The New Humanitarian Annual Report 2021

  1. Home
  2. Africa
  3. Southern Africa
  4. Zimbabwe

Constitutional amendment to restrict travel

The Zimbabwean government has dug in its heels over proposed constitutional amendments and challenged its critics to take their concerns to parliament.

Human rights activists and lawyers have slammed the controversial Constitution of Zimbabwe Amendment No.17 Bill of 2005, labelling it the latest in a long line of alterations to the constitution.

Zimbabwe's fundamental law has been amended 16 times by the ruling ZANU-PF government, the most notable being the abolition of the Prime Minister's position, which led to the creation of an Executive Presidency in 1987.

Under the draft Bill the government seeks the power to restrict freedom of movement in the name of national interest and security. If passed, the proposed legislation will give the state the right to suspend or withdraw the travel documents of citizens.

Justice Minister Patrick Chinamasa told IRIN on Thursday that there was no need for law-abiding citizens to worry about the proposed changes because they were aimed at improving national security.

"All laws are created to protect national interests and this is just one of them. The restrictions on travel and movement are not new, as it is normal procedure for any suspects to be placed under such conditions," Chinamasa said.

"The Bill is due in parliament, possibly this week. There is no need to discuss anything about it until it goes through parliament. Those complaining about it should make their representations to the parliamentary portfolio committee on justice, legal and parliamentary affairs," he added.

Chinamasa would not be drawn on the criteria for determining whether an individual or group posed a threat to "national interest".

In representations to the Parliamentary Portfolio Committee for Justice, Legal and Parliamentary Affairs last week, Zimbabwe Human Rights Lawyers (ZHRL), a civic group, complained that travel restrictions were likely to be used against opposition party members and civil rights activists, who have been critical of Harare's policies.

Since March 2001, ZANU-PF legislators have argued for the confinement of opposition leaders who enjoy political links and travel rights to countries considered active in maintaining targeted sanctions against some top ruling party officials.

Despite the concerns raised by the opposition and civil society groups, the Bill is expected to sail through parliament, which is dominated by the ZANU-PF.

This article was produced by IRIN News while it was part of the United Nations Office for the Coordination of Humanitarian Affairs. Please send queries on copyright or liability to the UN. For more information:

Share this article
Join the discussion

Right now, we’re working with contributors on the ground in Ukraine and in neighbouring countries to tell the stories of people enduring and responding to a rapidly evolving humanitarian crisis.

We’re documenting the threats to humanitarian response in the country and providing a platform for those bearing the brunt of the invasion. Our goal is to bring you the truth at a time when disinformation is rampant. 

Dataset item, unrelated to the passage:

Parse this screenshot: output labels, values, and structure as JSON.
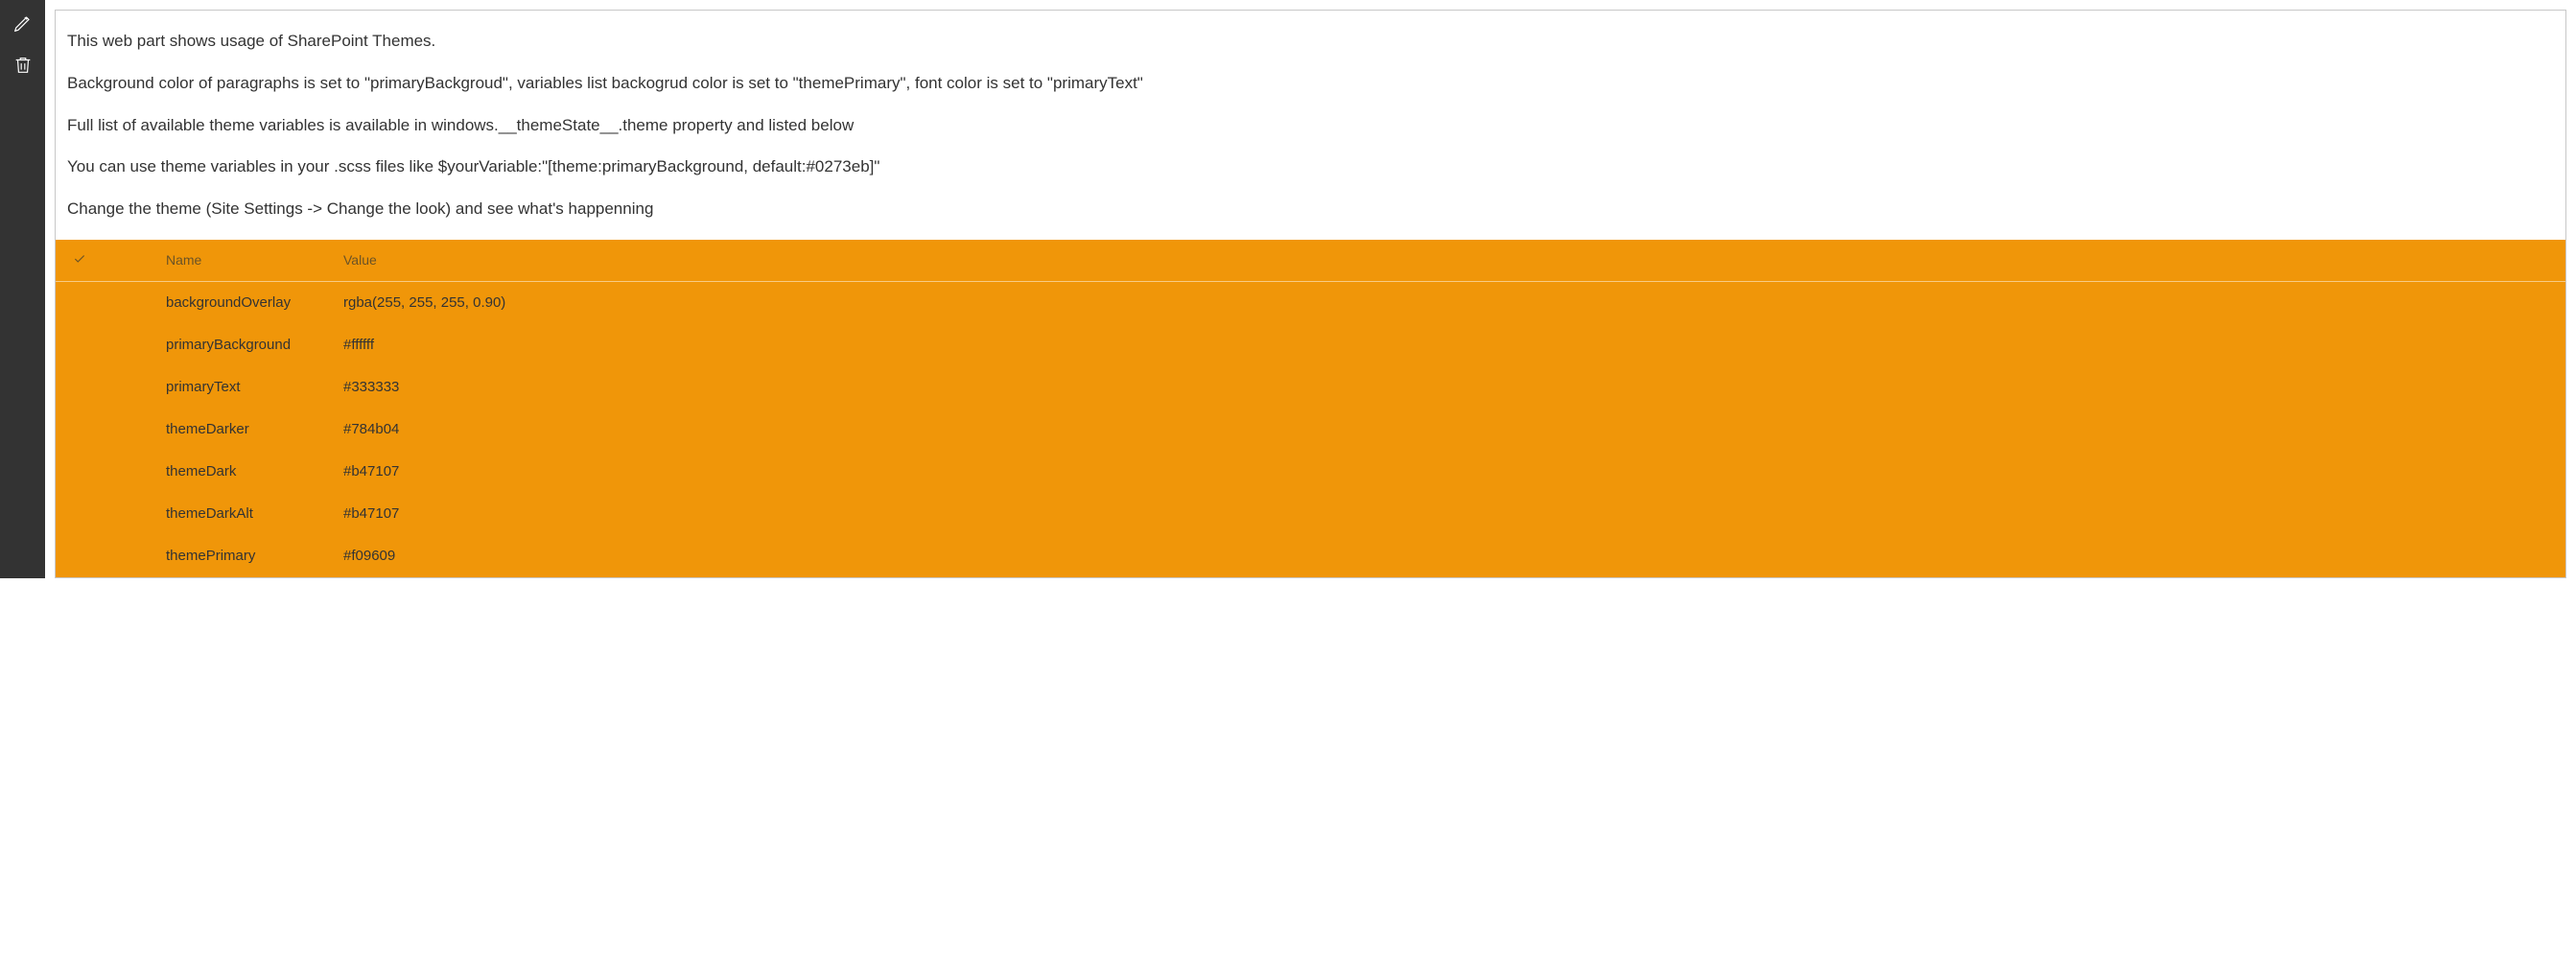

But while much of the world’s focus may be on Ukraine, we are continuing our reporting on myriad other humanitarian disasters – from Haiti to the Sahel to Afghanistan to Myanmar. We’ve been covering humanitarian crises for more than 25 years, and our journalism has always been free, accessible for all, and – most importantly – balanced. 

You can support our journalism from just $5 a month, and every contribution will go towards our mission. 

Support The New Humanitarian today.

Become a member of The New Humanitarian

Support our journalism and become more involved in our community. Help us deliver informative, accessible, independent journalism that you can trust and provides accountability to the millions of people affected by crises worldwide.